I don’t normally focus on volume, but this rally has been on particularly low volume. Again, that is not the issue in and of itself. But you couple the low volume with buybacks that are about to stop during the earnings blackout, and I do think you can make the case that one of the bigger buyers in this market has been companies buying back their own shares.
What’s going on in the world?
China is slow. Europe is slower. Housing is bad. Auto sales are bad. The ten-year yield pushed below 2.6% today. There is a decent amount of support here, but if we break it, 2.45% is next and then 2.00%. Jobs growth is slowing. Confidence is down. The Empire Manufacturing is 3.7. The LEI is at the lowest point since April 2017. The Atlanta Fed GDP estimate for 1Q is .4%. North Korea is about to be an issue again, and the President is losing support of his own party (even in the Senate). So things ain’t great.
But what about stocks?
Sometimes though, the world can seem on fire, and stocks should rally – just like we saw in December. On December 26th, I said buy anything and everything now. The market was too cheap, and there were too many catalysts. But now? Right now, I would say sell most things – and most importantly the overall market is just not a buy now.
Let’s look at an absurd stock – Microsoft (MSFT). I know – everyone loves Nadella and the cloud, etc, etc. But is this even remotely a buy right now? You can tell yourself all the stories in the world about new technology, share gains, etc, but Microsoft is TOO big for the numbers to move much, If anything, you can see what happened with Adobe (ADBE) and Oracle (ORCL) – not great reports. So now Microsoft is 25.2 times forward 12-month earnings for 7% growth in 2019 and 14% growth in 2020 (if something bad doesn’t happen). The 1.6% dividend yield is nothing in this market. The last time Microsoft grew this slowly was early 2016 – and the multiple was 20 times. So that implies Microsoft could easily fall 20% from here. It is also massively overbought and just finished Wave sequence.
Conclusion – Individual names will tell you there is collective risk in the market NOW
December: Buy Stocks. Now: Sell most of them. Not all stocks are like Microsoft, but plenty are. Find them, and sell them now. Or you will be as sorry as you were when you didn’t buy stocks in December. Do let the momentum programs run you over. A reckoning day is coming – just don’t know when. But let’s see who is buying stocks when it isn’t the companies themselves…starting next week. And by the way, I am not a doomsayer, naysayer, or permabear, just a Realist.
On December 13, 2018, Akebia Therapeutics issued a press release announcing the completion of its merger with Keryx Biopharmaceuticals.
Hibbett Sports (HIBB) stock surged 22.3% as of 1:54 PM ET today as the company reported impressive results for fiscal 2019's fourth quarter, which ended on February 2.

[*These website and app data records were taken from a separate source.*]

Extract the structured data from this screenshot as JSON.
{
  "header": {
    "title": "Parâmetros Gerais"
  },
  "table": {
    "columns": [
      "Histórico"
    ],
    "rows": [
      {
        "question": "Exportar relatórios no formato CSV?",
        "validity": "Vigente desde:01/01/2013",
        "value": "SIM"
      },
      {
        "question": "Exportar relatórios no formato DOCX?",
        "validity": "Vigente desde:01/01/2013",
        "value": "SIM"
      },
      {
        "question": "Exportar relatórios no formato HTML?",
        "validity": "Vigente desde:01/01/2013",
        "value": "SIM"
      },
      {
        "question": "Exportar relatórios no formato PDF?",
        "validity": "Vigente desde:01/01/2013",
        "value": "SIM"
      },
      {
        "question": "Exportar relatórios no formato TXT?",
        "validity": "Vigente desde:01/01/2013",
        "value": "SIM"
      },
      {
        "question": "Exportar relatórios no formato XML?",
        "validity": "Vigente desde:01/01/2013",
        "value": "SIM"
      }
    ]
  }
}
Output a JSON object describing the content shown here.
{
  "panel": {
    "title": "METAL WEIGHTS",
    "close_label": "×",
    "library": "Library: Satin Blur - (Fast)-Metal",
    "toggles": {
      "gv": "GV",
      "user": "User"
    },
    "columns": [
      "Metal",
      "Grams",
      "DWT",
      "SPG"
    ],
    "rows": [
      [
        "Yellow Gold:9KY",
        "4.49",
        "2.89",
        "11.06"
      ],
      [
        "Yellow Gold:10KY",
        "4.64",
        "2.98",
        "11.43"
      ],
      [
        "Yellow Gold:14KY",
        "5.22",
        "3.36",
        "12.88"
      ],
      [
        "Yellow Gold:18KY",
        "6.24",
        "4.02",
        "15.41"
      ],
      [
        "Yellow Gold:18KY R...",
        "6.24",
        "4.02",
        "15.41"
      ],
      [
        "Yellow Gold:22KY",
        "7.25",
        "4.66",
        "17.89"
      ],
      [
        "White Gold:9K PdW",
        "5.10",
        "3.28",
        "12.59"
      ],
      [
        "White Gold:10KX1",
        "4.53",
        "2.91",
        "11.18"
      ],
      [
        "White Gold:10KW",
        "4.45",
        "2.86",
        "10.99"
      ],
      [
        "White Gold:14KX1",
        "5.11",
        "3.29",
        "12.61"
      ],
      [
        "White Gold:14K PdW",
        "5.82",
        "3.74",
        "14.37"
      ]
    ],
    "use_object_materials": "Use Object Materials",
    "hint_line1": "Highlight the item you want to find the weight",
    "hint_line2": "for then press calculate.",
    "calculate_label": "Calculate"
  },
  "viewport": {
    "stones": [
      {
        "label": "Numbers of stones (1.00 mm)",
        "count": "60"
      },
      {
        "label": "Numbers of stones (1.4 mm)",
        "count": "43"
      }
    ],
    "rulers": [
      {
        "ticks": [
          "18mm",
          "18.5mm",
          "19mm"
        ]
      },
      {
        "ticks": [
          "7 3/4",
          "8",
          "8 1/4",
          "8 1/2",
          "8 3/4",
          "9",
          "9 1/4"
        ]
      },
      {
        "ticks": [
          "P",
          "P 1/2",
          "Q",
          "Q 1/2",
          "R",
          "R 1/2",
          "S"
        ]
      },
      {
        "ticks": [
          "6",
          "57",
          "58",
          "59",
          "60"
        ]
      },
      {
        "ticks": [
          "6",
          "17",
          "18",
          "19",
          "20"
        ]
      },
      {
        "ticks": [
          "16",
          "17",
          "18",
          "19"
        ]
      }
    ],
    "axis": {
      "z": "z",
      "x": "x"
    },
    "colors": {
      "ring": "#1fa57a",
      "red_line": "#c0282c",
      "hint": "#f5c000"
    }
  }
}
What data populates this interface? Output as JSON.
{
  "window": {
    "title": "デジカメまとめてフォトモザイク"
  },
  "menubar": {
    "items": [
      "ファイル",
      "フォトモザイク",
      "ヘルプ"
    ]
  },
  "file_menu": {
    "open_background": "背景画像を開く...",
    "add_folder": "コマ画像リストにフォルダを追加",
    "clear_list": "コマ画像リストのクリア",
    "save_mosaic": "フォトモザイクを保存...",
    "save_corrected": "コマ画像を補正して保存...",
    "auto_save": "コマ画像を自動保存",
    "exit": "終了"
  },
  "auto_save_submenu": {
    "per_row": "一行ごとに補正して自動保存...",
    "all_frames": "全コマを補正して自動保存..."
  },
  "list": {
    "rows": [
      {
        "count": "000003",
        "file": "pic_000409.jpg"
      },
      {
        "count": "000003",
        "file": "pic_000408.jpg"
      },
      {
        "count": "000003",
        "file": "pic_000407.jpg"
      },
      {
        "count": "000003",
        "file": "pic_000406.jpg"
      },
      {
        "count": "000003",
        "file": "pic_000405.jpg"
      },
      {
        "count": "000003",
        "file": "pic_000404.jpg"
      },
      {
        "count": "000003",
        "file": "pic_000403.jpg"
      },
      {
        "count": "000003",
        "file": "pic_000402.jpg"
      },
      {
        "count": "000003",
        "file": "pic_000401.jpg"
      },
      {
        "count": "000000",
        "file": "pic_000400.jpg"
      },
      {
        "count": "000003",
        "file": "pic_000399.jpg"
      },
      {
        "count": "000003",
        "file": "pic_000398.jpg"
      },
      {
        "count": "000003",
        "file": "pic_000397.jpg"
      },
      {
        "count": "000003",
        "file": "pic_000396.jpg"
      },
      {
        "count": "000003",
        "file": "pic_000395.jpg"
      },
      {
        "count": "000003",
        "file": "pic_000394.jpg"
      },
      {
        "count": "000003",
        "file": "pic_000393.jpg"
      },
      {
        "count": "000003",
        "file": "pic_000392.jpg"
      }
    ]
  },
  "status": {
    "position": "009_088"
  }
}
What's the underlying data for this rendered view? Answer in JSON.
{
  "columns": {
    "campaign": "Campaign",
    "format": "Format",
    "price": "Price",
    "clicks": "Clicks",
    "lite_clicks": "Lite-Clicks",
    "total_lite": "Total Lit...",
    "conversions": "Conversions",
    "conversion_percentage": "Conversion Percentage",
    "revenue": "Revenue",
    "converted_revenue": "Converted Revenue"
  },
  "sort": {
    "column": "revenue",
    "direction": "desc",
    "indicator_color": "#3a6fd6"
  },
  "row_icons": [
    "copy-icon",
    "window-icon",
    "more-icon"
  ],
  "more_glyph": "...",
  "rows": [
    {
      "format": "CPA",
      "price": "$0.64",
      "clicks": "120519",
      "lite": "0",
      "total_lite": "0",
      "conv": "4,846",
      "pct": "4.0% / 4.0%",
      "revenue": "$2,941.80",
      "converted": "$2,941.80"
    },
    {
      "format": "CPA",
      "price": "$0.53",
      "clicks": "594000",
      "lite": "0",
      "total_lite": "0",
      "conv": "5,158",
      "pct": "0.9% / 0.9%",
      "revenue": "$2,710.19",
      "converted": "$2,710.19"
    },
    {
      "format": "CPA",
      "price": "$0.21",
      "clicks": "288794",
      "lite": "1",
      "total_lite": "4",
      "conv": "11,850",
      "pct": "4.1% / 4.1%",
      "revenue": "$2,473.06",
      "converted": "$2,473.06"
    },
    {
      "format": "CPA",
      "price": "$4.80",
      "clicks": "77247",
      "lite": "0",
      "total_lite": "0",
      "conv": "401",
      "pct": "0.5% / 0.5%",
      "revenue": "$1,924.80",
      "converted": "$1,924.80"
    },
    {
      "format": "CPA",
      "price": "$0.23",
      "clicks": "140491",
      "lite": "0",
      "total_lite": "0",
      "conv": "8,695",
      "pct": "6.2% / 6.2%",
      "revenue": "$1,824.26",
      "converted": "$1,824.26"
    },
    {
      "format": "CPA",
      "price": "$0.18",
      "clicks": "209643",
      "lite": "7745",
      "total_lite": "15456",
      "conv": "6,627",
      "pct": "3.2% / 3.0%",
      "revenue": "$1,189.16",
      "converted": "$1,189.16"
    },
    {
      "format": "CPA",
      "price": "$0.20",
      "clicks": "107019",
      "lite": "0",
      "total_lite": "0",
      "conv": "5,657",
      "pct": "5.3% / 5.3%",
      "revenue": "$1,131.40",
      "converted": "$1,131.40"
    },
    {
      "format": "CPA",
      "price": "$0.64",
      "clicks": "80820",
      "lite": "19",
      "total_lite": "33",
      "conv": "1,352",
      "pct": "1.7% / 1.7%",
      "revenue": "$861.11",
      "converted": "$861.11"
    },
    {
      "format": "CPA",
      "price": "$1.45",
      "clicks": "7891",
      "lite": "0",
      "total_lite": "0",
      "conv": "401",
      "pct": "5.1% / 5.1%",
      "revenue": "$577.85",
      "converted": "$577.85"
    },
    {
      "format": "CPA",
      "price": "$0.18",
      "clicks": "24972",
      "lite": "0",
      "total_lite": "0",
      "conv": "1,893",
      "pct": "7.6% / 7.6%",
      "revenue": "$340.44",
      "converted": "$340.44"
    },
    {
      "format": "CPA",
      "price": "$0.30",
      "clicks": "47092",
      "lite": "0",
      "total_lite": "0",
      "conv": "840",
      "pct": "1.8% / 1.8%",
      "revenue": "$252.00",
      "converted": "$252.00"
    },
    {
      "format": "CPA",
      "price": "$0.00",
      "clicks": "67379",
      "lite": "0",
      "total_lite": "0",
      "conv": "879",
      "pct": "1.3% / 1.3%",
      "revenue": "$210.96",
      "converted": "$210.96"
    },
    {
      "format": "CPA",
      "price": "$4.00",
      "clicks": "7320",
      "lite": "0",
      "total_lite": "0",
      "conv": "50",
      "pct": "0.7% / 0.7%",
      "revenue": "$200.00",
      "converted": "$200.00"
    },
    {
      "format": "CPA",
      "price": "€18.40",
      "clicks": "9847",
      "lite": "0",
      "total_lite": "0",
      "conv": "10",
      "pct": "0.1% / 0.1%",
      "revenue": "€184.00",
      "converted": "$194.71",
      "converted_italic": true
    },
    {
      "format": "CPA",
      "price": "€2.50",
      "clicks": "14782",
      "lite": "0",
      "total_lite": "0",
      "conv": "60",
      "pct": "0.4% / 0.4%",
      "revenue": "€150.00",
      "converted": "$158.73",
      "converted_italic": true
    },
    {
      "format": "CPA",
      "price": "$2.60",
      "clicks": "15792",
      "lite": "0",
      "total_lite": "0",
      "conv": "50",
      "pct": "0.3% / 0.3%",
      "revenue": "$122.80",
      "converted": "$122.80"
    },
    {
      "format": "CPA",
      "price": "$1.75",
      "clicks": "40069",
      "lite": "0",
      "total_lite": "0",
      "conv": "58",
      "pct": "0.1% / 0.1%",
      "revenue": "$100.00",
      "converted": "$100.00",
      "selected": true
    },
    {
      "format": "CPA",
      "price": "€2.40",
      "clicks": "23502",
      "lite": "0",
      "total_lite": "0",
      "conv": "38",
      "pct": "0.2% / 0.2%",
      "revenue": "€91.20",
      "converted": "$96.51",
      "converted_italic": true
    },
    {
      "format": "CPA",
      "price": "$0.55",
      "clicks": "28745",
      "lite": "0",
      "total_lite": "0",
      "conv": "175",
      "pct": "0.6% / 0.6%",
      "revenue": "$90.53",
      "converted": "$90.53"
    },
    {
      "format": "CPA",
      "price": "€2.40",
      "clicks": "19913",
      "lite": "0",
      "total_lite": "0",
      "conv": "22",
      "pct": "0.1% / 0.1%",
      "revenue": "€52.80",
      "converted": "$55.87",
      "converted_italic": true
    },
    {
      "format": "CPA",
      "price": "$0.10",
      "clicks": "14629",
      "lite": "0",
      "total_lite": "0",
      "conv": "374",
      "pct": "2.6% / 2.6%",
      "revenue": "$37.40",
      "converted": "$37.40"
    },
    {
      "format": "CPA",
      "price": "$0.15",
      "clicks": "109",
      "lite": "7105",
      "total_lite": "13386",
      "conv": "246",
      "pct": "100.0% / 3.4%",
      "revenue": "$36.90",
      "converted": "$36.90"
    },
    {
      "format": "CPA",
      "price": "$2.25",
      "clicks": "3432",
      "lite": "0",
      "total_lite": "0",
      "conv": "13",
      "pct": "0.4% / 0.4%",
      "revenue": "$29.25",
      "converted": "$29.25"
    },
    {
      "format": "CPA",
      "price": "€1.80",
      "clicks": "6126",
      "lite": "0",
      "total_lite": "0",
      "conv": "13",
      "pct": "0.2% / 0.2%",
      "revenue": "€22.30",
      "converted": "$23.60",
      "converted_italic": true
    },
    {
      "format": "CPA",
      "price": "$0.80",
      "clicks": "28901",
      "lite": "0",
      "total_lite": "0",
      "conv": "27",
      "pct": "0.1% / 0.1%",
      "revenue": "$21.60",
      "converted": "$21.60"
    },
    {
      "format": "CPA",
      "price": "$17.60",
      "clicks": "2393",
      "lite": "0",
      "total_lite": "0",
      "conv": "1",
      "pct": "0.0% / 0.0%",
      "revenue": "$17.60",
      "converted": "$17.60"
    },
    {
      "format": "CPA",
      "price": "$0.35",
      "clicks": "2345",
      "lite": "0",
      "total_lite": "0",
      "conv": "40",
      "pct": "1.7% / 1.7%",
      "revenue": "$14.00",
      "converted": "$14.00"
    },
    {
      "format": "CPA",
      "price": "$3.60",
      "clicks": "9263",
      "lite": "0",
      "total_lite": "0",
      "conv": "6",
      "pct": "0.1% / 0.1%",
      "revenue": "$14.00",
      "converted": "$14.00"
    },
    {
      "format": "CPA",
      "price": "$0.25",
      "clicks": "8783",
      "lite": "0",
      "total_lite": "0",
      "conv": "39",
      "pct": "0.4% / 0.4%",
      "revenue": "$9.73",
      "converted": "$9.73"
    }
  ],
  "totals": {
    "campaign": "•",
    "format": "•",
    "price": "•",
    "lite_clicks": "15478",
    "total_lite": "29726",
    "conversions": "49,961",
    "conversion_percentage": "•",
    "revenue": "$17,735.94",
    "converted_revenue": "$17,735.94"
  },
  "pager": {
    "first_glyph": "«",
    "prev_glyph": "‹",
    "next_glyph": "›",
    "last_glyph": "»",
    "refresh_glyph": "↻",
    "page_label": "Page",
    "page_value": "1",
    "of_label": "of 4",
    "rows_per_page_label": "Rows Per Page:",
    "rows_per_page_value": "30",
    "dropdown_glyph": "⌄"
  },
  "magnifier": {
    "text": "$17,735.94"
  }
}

Wall Street analysts expect a potential upside of 21.63% for Alexion Pharmaceuticals based on the stock's closing price on March 21.
Today, we got another round of dismal data points from Europe (VGK)(EZU). According to a Markit survey, Germany’s (EWG) March PMI Composite Output Index fell to a 69-month low of 51.5.
On March 21, US crude oil’s implied volatility was 24.9%, which was 6.7% below its 15-day average. Usually, lower implied volatility supports oil prices.
The overall cannabis sector took a hit today amid the broader market's declines. The volatility index (VIX) jumped 17.9%, and the cannabis sector is more sensitive than the market.
The tech-heavy NASDAQ Composite Index (QQQ) is on track to post its 12th weekly gain in 13 weeks.